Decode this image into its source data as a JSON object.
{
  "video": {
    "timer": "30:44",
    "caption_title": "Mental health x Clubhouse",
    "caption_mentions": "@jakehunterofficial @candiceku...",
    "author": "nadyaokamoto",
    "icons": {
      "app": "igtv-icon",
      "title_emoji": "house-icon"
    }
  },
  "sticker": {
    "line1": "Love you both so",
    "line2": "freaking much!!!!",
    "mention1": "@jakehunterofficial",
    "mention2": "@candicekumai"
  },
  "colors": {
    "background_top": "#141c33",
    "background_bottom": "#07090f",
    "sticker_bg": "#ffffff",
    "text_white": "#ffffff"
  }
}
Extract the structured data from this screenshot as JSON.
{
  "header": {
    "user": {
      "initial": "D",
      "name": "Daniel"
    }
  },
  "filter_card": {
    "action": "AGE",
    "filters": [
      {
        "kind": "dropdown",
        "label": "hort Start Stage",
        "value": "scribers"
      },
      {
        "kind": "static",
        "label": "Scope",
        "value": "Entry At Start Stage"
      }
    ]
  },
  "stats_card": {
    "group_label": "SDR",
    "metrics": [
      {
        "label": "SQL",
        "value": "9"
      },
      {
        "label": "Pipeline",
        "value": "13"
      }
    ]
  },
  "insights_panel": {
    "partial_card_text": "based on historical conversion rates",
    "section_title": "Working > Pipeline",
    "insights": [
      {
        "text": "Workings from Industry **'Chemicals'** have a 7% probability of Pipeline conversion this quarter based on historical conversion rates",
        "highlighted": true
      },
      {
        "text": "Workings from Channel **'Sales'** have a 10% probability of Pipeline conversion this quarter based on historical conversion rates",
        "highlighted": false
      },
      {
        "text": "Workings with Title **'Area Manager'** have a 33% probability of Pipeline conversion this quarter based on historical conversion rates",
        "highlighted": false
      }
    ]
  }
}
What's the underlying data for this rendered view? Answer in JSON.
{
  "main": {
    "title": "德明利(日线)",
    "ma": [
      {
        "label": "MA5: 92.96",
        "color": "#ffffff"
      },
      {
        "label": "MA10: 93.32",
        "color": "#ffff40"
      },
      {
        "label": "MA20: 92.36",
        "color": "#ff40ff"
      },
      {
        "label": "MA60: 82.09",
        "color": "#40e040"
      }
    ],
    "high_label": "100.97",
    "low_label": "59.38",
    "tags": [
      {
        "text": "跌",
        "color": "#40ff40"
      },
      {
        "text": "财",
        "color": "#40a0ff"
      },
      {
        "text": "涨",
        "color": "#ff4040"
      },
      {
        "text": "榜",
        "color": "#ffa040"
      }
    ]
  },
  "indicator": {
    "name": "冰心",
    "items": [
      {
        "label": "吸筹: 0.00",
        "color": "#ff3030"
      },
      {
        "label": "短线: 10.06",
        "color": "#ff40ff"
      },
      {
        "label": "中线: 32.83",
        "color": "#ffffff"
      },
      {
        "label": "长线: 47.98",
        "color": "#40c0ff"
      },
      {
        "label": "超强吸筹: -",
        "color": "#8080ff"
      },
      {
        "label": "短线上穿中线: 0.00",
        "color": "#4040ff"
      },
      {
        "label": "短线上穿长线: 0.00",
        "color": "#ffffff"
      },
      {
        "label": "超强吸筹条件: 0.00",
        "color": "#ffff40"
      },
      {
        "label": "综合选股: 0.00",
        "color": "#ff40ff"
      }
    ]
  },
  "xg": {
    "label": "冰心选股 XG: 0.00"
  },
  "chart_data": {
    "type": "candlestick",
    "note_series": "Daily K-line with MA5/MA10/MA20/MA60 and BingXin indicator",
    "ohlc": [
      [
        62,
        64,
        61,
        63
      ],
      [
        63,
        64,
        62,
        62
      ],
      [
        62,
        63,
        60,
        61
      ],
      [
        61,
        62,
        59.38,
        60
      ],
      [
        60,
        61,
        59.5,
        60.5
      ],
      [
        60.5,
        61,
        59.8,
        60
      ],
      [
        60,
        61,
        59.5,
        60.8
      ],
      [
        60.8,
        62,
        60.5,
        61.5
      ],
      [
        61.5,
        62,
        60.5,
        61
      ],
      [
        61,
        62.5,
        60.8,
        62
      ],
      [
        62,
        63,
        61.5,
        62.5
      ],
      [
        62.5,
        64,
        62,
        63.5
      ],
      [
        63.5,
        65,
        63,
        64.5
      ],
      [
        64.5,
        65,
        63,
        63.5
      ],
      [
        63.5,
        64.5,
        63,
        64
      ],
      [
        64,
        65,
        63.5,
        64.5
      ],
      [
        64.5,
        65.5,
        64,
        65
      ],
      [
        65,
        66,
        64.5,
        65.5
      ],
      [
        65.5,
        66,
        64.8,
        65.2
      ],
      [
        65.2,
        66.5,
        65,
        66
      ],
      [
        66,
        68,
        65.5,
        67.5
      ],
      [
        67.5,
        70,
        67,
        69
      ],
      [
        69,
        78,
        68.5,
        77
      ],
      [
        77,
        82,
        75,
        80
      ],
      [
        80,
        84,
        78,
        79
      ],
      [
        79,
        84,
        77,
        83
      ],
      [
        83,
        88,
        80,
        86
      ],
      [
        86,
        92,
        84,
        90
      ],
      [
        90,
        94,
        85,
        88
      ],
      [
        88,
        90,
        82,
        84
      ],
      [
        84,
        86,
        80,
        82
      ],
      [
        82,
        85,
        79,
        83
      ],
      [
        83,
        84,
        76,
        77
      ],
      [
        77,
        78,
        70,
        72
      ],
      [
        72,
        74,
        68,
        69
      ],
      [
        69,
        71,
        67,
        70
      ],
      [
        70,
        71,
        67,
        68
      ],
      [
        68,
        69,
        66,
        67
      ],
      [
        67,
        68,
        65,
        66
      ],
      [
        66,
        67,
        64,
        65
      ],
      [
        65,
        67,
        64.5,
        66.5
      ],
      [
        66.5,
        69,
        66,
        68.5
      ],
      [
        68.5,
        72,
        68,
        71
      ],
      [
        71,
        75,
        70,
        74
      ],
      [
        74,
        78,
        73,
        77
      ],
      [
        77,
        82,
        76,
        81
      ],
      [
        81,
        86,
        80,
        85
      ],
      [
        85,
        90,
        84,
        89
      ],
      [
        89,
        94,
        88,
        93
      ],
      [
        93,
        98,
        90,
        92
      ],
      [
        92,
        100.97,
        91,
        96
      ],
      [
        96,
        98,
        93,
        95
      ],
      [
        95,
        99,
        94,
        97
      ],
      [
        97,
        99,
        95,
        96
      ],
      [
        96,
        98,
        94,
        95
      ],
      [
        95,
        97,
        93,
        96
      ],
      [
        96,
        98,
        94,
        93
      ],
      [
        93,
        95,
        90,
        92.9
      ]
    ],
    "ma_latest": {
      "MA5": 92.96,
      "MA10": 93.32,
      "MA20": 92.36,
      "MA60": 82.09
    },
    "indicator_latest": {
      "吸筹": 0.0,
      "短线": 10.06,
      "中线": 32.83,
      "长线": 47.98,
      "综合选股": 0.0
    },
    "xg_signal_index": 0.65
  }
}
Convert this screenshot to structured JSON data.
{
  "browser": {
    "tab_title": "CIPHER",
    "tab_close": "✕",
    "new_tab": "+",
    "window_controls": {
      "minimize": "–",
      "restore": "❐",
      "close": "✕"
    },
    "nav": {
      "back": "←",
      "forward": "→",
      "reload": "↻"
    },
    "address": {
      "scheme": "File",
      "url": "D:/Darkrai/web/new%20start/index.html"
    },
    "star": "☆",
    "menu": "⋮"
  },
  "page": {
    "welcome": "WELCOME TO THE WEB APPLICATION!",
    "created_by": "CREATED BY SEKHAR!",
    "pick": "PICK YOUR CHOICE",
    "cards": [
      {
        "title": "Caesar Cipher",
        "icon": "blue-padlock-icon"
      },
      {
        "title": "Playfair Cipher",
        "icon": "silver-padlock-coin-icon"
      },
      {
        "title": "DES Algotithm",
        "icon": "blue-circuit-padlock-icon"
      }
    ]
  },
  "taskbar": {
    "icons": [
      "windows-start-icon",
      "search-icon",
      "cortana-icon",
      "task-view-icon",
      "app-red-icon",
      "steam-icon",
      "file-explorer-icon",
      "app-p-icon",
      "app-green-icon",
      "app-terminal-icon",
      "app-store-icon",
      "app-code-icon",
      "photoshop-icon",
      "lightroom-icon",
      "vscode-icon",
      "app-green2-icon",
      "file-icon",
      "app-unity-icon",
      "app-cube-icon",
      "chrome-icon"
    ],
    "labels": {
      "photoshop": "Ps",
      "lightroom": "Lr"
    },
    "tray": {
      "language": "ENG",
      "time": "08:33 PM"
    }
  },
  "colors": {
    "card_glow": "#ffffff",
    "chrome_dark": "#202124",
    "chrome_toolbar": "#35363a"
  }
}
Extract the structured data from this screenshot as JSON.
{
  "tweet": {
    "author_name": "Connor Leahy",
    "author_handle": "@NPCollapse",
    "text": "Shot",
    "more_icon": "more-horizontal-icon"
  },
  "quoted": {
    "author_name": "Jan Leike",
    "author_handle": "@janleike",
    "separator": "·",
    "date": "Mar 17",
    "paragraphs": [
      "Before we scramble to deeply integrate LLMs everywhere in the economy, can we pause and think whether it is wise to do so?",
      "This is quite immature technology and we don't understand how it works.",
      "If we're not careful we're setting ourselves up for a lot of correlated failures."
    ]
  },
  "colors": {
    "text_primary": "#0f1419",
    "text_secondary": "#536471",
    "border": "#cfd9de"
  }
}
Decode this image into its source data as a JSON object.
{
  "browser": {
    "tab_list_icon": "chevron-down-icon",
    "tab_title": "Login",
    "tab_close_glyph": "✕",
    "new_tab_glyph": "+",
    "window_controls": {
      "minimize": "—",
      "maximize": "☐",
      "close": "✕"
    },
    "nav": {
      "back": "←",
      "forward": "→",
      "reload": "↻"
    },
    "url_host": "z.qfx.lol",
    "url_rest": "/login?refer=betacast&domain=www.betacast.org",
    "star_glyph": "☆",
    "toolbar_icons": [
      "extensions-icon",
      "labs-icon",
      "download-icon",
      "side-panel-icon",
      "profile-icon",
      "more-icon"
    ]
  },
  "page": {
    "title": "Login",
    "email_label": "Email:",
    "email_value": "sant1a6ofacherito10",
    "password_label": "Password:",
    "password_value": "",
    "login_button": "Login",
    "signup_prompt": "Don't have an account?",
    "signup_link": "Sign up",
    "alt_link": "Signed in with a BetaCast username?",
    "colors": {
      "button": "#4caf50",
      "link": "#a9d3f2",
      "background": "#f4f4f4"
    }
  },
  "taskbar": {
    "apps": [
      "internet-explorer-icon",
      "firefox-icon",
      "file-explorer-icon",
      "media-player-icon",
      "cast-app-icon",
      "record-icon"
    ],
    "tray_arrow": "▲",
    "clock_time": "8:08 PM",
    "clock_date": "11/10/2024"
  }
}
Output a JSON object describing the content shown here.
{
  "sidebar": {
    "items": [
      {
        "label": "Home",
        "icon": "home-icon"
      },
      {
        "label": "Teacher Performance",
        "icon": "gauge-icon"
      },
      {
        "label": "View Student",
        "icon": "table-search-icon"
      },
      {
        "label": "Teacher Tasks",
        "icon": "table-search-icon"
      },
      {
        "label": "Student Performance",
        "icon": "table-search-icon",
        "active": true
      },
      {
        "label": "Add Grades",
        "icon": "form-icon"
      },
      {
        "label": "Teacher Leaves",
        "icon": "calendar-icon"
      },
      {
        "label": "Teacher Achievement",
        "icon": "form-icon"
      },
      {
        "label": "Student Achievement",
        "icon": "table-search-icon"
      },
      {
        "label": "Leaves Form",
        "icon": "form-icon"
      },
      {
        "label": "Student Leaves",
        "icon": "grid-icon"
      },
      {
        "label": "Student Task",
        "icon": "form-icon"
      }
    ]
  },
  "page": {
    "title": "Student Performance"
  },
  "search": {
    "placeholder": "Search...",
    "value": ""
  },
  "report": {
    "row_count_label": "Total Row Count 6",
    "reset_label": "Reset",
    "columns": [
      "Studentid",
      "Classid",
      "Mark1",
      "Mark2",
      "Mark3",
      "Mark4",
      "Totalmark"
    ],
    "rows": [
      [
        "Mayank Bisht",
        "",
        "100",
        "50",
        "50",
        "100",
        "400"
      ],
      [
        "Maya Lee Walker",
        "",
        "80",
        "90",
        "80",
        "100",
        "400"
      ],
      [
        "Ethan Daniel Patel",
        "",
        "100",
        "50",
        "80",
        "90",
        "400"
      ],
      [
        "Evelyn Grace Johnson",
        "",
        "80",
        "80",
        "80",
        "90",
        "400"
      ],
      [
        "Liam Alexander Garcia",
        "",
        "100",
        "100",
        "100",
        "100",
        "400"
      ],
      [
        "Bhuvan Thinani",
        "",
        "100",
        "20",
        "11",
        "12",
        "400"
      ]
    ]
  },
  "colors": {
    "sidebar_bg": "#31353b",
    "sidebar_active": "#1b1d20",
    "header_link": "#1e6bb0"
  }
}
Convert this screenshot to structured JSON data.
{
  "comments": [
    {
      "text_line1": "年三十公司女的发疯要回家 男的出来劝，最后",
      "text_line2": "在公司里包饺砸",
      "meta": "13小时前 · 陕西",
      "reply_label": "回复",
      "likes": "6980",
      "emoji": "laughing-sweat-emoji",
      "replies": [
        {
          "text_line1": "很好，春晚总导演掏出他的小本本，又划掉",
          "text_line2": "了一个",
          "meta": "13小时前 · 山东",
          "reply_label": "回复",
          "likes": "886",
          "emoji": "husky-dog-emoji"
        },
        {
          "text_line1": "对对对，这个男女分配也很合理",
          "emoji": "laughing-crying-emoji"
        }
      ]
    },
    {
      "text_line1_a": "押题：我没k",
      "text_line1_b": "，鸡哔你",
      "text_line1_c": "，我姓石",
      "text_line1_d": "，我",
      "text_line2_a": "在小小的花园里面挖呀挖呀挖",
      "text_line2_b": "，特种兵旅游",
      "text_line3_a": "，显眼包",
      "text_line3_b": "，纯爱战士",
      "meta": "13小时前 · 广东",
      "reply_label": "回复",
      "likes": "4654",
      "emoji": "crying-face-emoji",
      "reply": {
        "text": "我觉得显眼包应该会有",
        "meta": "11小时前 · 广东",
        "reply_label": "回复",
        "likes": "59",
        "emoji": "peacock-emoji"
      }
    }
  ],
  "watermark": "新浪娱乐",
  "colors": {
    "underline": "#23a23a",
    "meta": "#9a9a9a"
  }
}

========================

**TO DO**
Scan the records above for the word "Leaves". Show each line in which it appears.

**EXERCISE SOLUTION**
        "label": "Teacher Leaves",
        "label": "Leaves Form",
        "label": "Student Leaves",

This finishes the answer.